[0024] Because each of the modules in each of the embodiments is provided with projections in its top surfaces and recesses in its bottom surface having a specific predetermined relation to the through holes, assembly of the modules with the projections and recesses in mating relation assures that the through holes are properly aligned to form a continuous aligned through hole into which a column of concrete can be poured. If desired, the modules 60 can be shaped to provide openings surrounding the bottom or top of each through hole so that the concrete column filling the continuous through hole has lateral projections 50 between the modules of the type described above with respect to FIG. 2.

[0025] It will be understood from the foregoing that it is not necessary for the through holes in each of the modules to be centered either in the projections and recesses or in the top and bottom surfaces of the modules. Instead, the through holes can be located in any portion of the modules as long as all of the modules have through holes or portions of through holes in a specific predetermined corresponding relation to the projections and recesses.

[0026] Moreover, although the artificial reefs shown in FIGS. 2 and 4 have adjacent modules all aligned in the same direction, it will be understood that the modules may also be aligned in alternating horizontal directions as shown, for example, in FIG. 3 of U.S. Pat. No. 6,189,188. Furthermore, a projection and a recess may be on the same side of the modules rather than being on the opposite sides if the location of the projections and the recesses have a specific predetermined relation to each other and to the through holes.

[0027] With the provision of aligned through holes in modules which having mating projections and recesses and concrete columns extending through the through holes in the manner described above, an assembled reef is more resistant to tidal, current and wave energy, thereby permitting increased placement opportunities for the artificial reef structure and increased duration of the integrity of the structure over long periods of time.

[0028] Although the invention has been described herein with reference to specific embodiments, many modifications and variations therein will widely occur to those skilled in the art.
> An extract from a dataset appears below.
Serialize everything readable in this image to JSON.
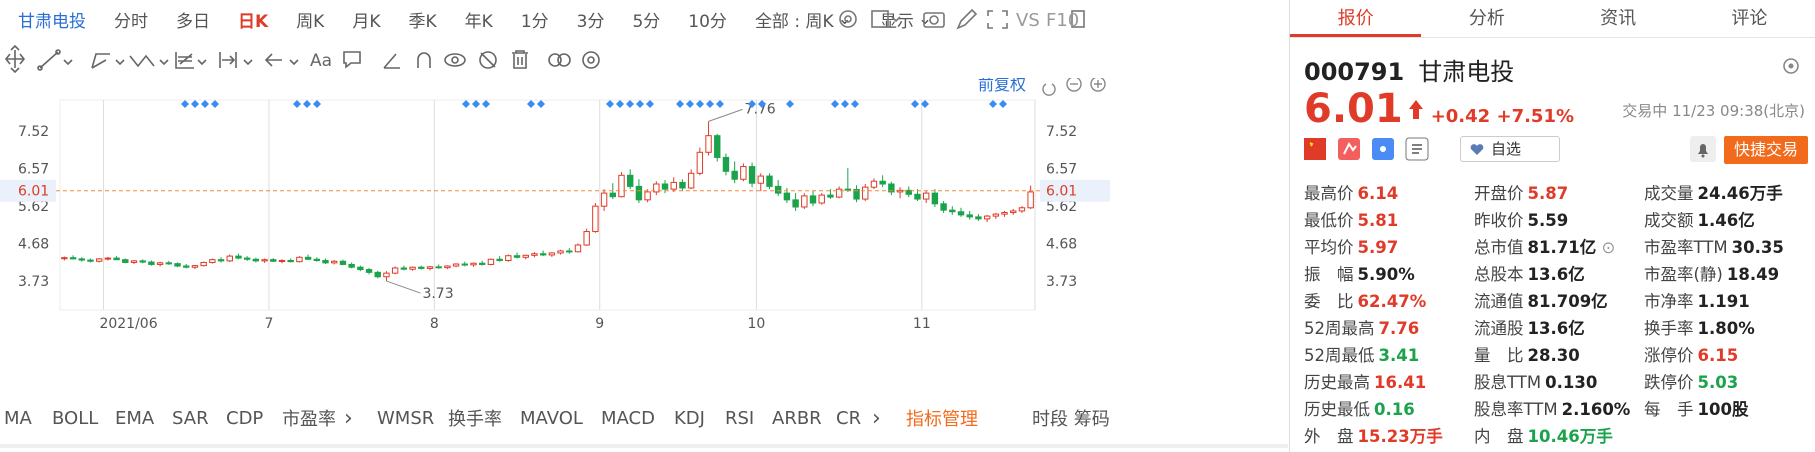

Accordingly, all such variations and modifications are included within the intended scope of the invention.